The author further draws parallels between the similarities of the colonial regime of the 1950s and the Museveni government in a way that crystallises our understanding of the latter. In this vein, the author lays bare so many fictions about colonial rule—fictions that we regard as truisms in the historiography of Uganda.  For instance, the colonial state has often been said to exercise “absolute power.” However, the author argues, such absolutism was impossible given the inadequacies of colonial rule.  These inadequacies reveal that the British presence on the ground was too thin to be characterised as “absolute.” 

“In 1955, the population of Lango District was 340,000. In his annual report, the district commissioner pointed out that for most of the year his administrative staff numbered just three men (including himself),” Thompson writes.  This, he adds, demonstrates that insufficient manpower could not have sustained an absolutist regime. 

Then, on the “myth” of exploitation of Uganda by the colonial state, Thompson shows how the colonial state had to “pay its way” by becoming economically viable. And so the British introduced cash crops such as cotton and coffee, which racked up the biggest export earnings for Uganda under colonialism.  The cash-crop producing farmers would be taxed in order to provide revenue for the colonial state, but they would also have increased household incomes, thanks to increased production, to buy imported manufactured goods.

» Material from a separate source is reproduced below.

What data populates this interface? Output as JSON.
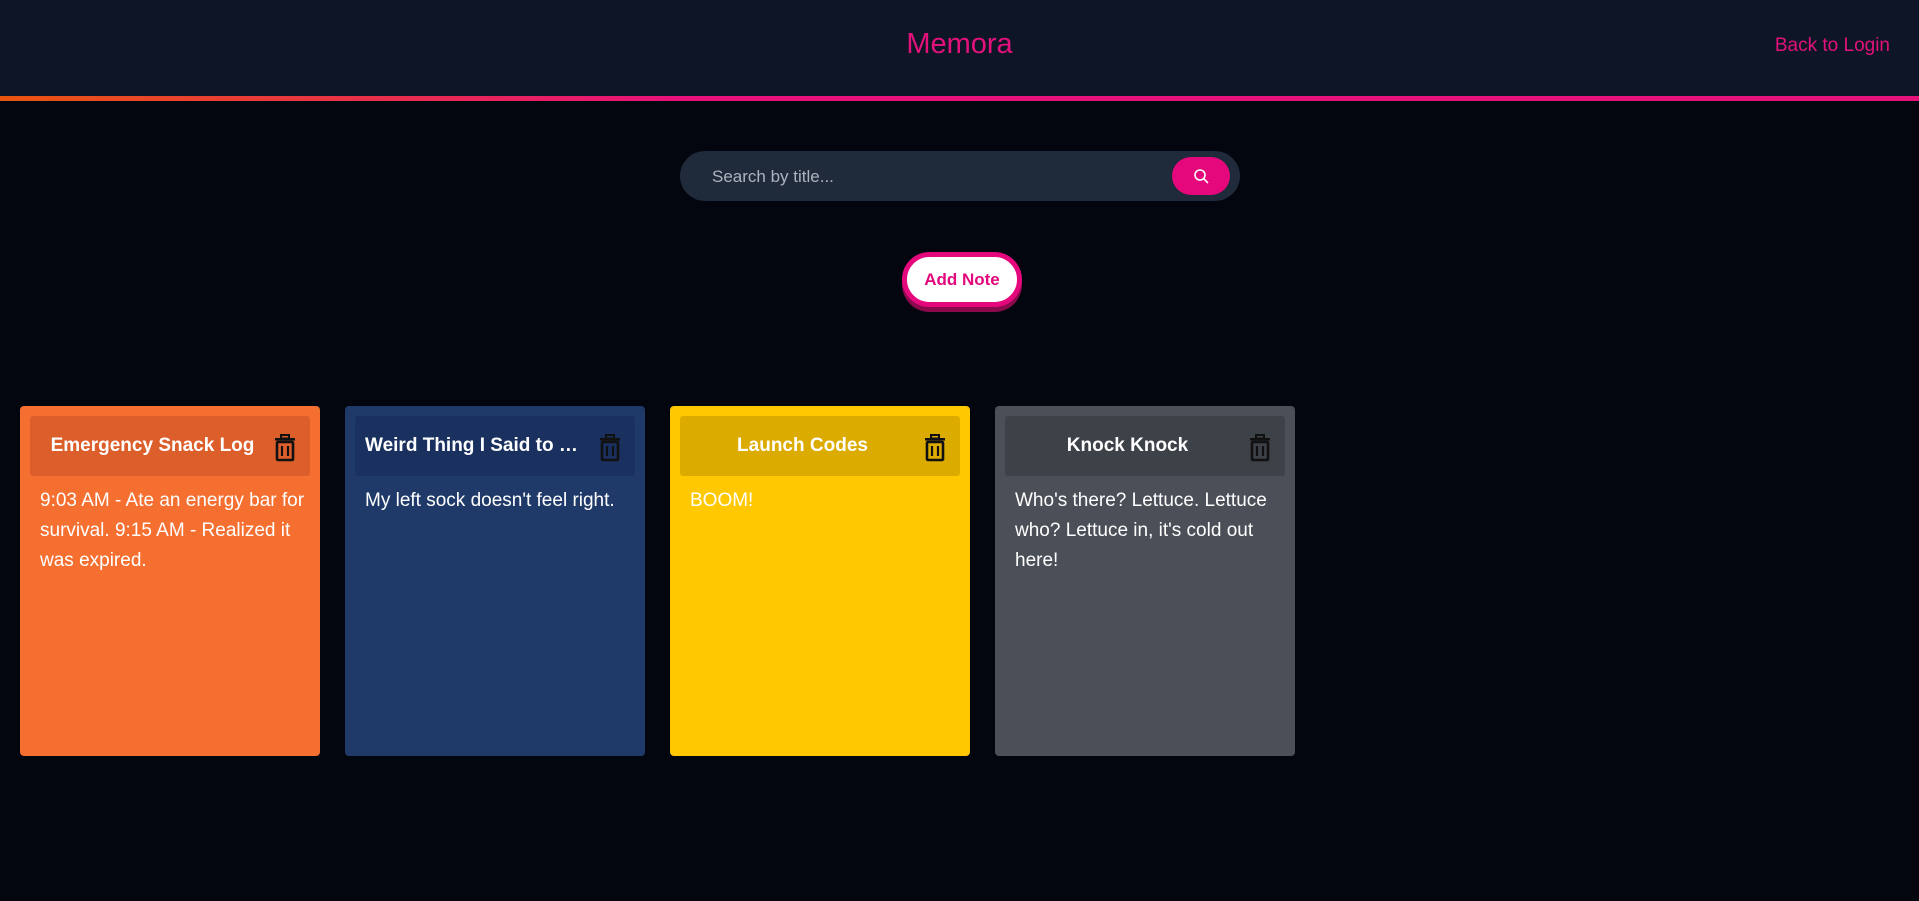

Gardner says this symbiotic relationship benefited both the farmer and the colonial state. 

As far as mineral exploitation goes, “Uganda’s exports in the Blue Book for 1944 are illuminating. Only two minerals make the table: [£]68,000 worth of tin ore was exported, and [£]20,000 of gold bullion. This was less than two percent of total exports in value; by contrast, cotton and coffee together accounted for 80 percent,” he writes. He also shows that workers in mines who received inadequate war-time wages simply left the mines, so where was the exploitation? 

On the subject of the British Policy of Divide and Rule, Thompson again shows the other side of the coin as the colonial power is described as an arbiter of conflicting interest groups in Uganda.  The colonial machine, in order to run efficiently, required harmony and so promoted accommodation between said conflicting interests. 

As far as religious differences go, it is clear, the author argues, that these germinated before the establishment of colonial rule.  Again, it is widely [and mistakenly] believed that tribes from the south of Uganda, especially Baganda, were kept out of the army by the British. Yet, as records show, there were almost 12,000 Baganda in military service in 1943, during the Second World War. This was three times the number of Acholi in the army at the time. 

Even before that, in 1939, the British Colonial Authorities sought to recruit Ugandans for a Uganda territorial battalion. After advertisements were made, 800 applicants for 100 places were received, 60 out of the selected 100 were Baganda. 

Even after independence, the number of Baganda in the officer corps was illustrative of a different story to the one we have been force-fed in order to nurture the British-preferred-northerners-in-the-army narrative. 
Yes, there were 16 Baganda officers in the Ugandan army in 1966 compared with the 26 Acholi and 23 Langi officers.